:: EXERCISE ::
Return only those lines of the listing that hold the word "person".

:: EXCERPTED RECORDS ::
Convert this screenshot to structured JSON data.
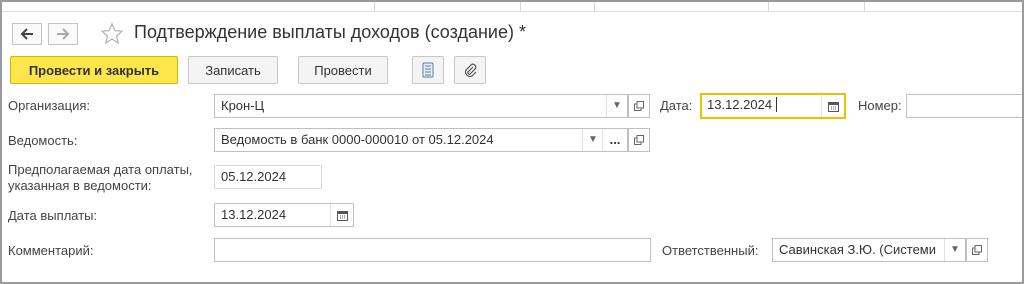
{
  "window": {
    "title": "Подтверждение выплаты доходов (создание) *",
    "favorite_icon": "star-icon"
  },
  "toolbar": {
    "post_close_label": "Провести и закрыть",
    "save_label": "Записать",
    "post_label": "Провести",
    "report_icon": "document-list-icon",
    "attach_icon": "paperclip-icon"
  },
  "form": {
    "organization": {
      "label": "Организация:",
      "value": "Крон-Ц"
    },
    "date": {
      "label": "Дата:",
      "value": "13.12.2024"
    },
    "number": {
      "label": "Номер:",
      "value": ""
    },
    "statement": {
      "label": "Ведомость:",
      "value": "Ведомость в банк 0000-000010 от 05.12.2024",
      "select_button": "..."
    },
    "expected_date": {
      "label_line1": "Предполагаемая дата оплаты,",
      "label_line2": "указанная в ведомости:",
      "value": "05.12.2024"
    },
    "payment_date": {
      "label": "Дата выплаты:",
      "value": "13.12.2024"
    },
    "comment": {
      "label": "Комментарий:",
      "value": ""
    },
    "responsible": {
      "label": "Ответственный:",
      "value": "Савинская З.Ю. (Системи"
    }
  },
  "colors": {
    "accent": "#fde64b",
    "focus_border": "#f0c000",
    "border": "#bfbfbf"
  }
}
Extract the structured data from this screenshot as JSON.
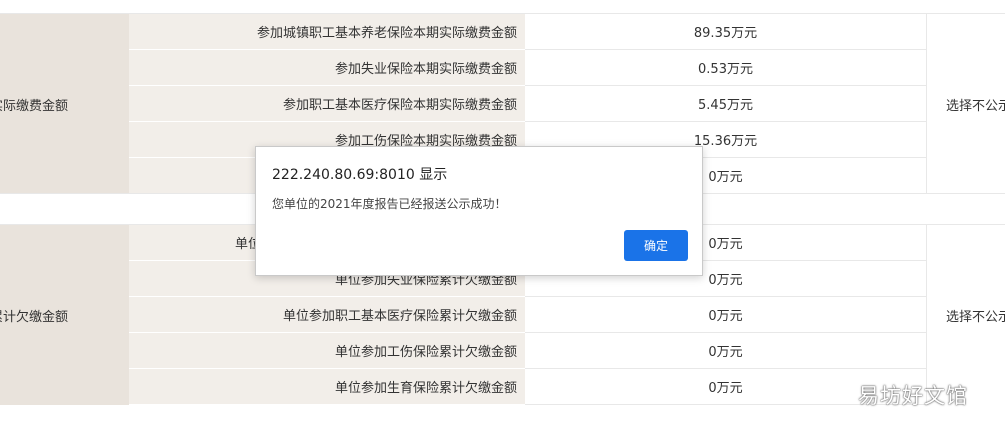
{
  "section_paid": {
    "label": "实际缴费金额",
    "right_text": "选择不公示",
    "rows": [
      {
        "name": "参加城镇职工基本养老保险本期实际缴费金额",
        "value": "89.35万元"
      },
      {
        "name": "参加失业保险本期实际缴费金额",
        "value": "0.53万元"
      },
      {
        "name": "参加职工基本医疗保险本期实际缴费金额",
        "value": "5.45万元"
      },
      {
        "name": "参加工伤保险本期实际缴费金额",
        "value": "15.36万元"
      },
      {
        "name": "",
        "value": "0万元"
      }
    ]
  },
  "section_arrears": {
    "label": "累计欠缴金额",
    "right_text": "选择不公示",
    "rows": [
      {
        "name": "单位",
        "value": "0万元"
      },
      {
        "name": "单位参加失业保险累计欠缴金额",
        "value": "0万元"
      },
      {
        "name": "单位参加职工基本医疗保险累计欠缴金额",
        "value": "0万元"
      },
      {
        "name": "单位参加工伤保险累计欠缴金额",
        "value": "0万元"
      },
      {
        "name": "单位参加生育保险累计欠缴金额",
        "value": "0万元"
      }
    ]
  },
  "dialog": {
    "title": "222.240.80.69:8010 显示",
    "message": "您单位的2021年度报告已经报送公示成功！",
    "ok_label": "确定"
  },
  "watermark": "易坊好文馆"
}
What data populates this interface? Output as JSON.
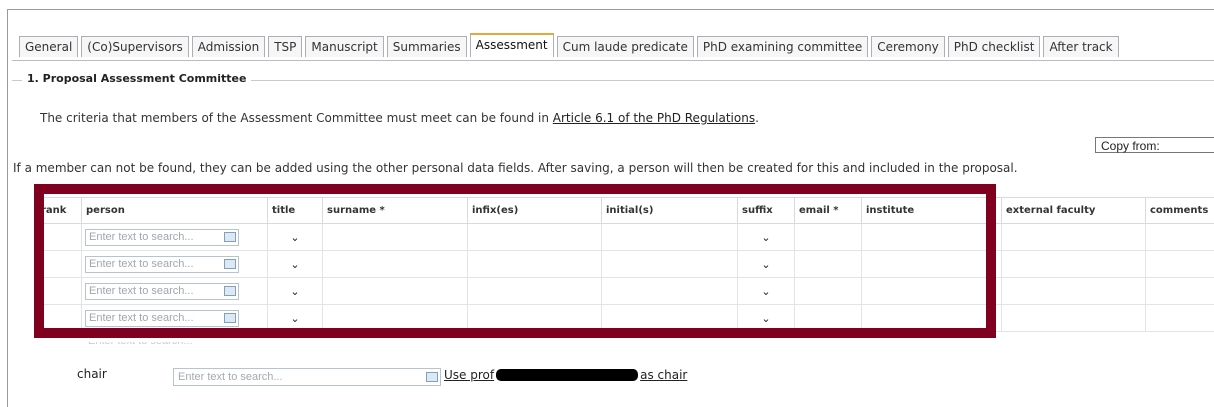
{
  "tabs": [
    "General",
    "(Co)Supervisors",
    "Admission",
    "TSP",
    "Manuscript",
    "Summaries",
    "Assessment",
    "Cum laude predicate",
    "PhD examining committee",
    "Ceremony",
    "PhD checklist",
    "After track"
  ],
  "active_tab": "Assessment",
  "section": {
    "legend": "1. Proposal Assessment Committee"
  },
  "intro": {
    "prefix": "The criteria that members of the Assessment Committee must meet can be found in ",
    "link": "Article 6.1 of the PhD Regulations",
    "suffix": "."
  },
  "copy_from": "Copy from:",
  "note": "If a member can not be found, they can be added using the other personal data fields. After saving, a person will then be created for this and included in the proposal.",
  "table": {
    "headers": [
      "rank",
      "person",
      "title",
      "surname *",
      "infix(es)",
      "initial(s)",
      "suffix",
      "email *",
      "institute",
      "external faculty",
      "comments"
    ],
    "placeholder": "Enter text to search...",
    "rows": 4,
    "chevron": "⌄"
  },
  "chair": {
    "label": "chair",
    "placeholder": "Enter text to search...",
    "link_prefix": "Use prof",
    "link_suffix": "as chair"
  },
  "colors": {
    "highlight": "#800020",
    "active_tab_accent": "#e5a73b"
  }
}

:: RESPONSE FOR THIS EXERCISE ::
  "note": "If a member can not be found, they can be added using the other personal data fields. After saving, a person will then be created for this and included in the proposal.",
      "person",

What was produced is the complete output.